- **To do**
In the listing below, look for "name" and copy every line that has it.
»»
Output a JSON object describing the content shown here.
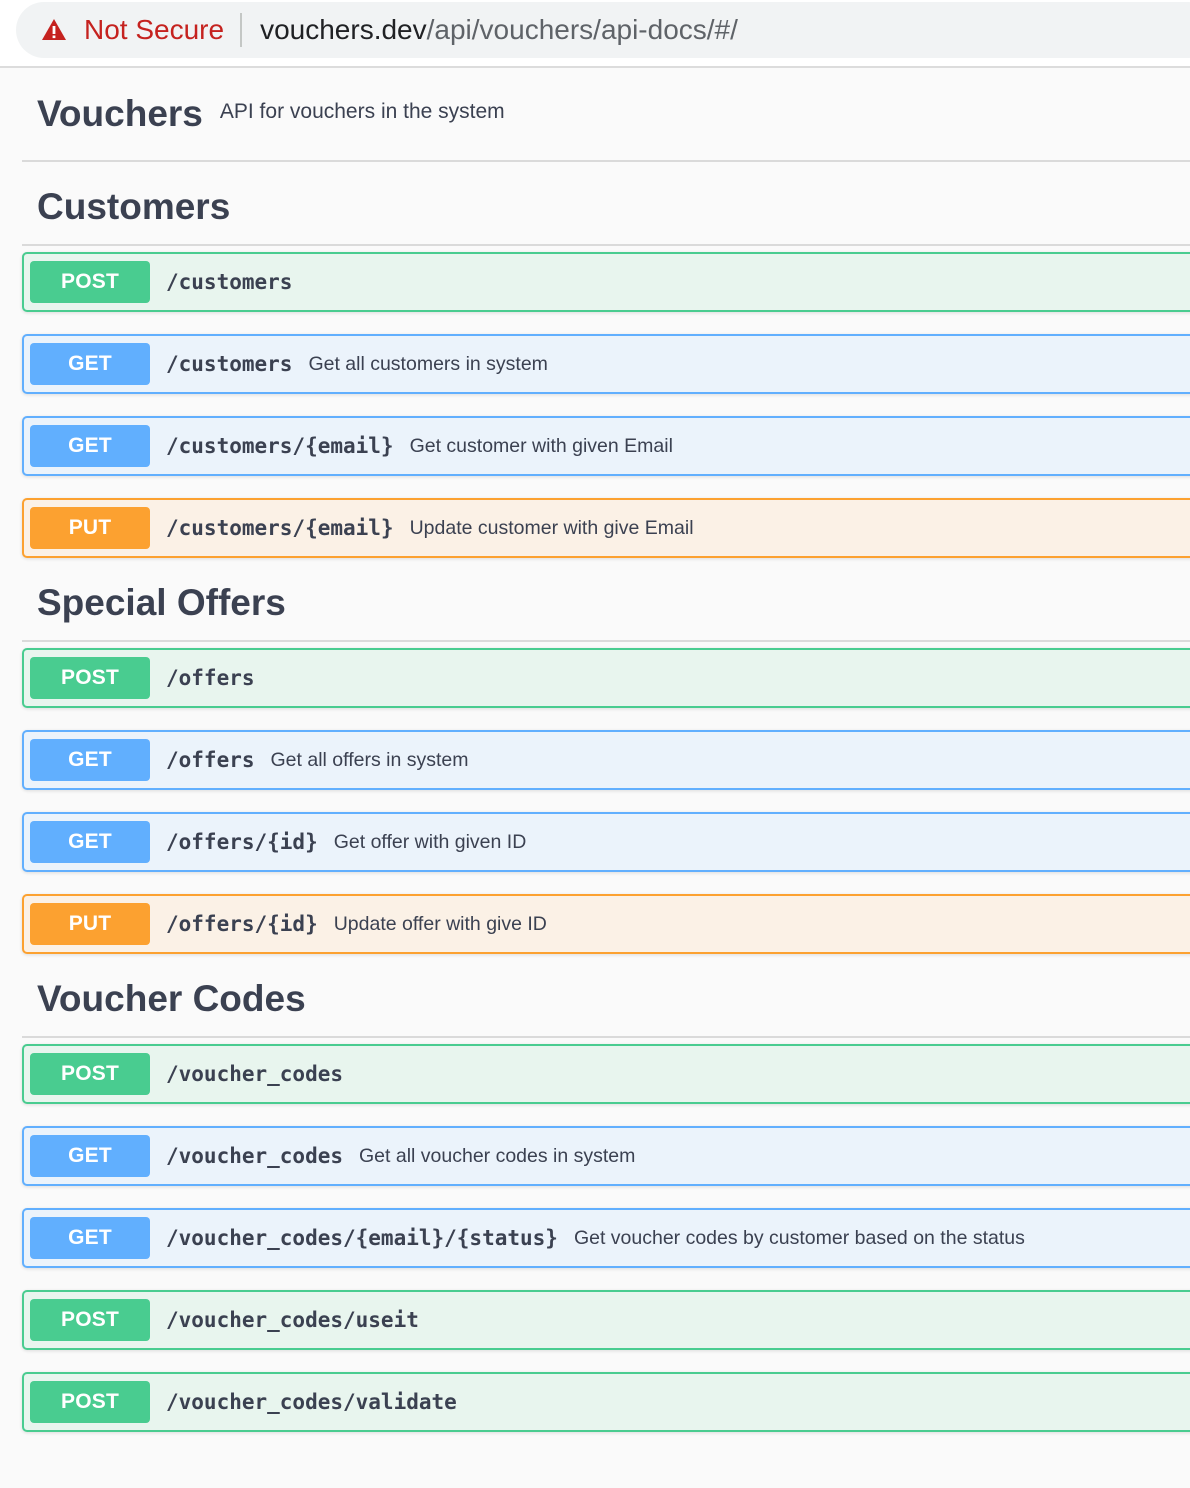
{
  "browser": {
    "security_label": "Not Secure",
    "url_host": "vouchers.dev",
    "url_path": "/api/vouchers/api-docs/#/",
    "warning_color": "#c5221f"
  },
  "info": {
    "title": "Vouchers",
    "description": "API for vouchers in the system"
  },
  "colors": {
    "post": "#49cc90",
    "get": "#61affe",
    "put": "#fca130"
  },
  "tags": [
    {
      "name": "Customers",
      "operations": [
        {
          "method": "POST",
          "path": "/customers",
          "summary": ""
        },
        {
          "method": "GET",
          "path": "/customers",
          "summary": "Get all customers in system"
        },
        {
          "method": "GET",
          "path": "/customers/{email}",
          "summary": "Get customer with given Email"
        },
        {
          "method": "PUT",
          "path": "/customers/{email}",
          "summary": "Update customer with give Email"
        }
      ]
    },
    {
      "name": "Special Offers",
      "operations": [
        {
          "method": "POST",
          "path": "/offers",
          "summary": ""
        },
        {
          "method": "GET",
          "path": "/offers",
          "summary": "Get all offers in system"
        },
        {
          "method": "GET",
          "path": "/offers/{id}",
          "summary": "Get offer with given ID"
        },
        {
          "method": "PUT",
          "path": "/offers/{id}",
          "summary": "Update offer with give ID"
        }
      ]
    },
    {
      "name": "Voucher Codes",
      "operations": [
        {
          "method": "POST",
          "path": "/voucher_codes",
          "summary": ""
        },
        {
          "method": "GET",
          "path": "/voucher_codes",
          "summary": "Get all voucher codes in system"
        },
        {
          "method": "GET",
          "path": "/voucher_codes/{email}/{status}",
          "summary": "Get voucher codes by customer based on the status"
        },
        {
          "method": "POST",
          "path": "/voucher_codes/useit",
          "summary": ""
        },
        {
          "method": "POST",
          "path": "/voucher_codes/validate",
          "summary": ""
        }
      ]
    }
  ]
}
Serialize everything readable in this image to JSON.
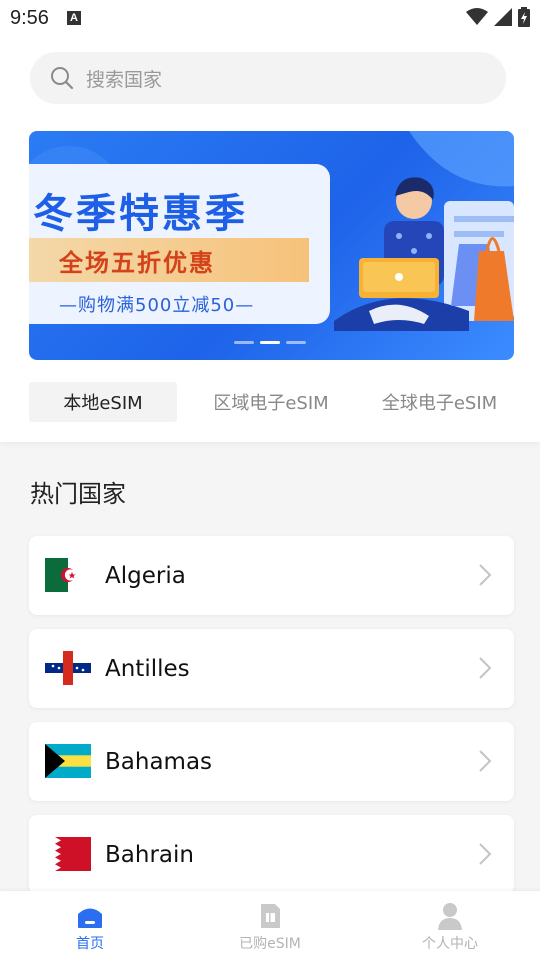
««
- **Output**
      "name": "Customers",
      "name": "Special Offers",
      "name": "Voucher Codes",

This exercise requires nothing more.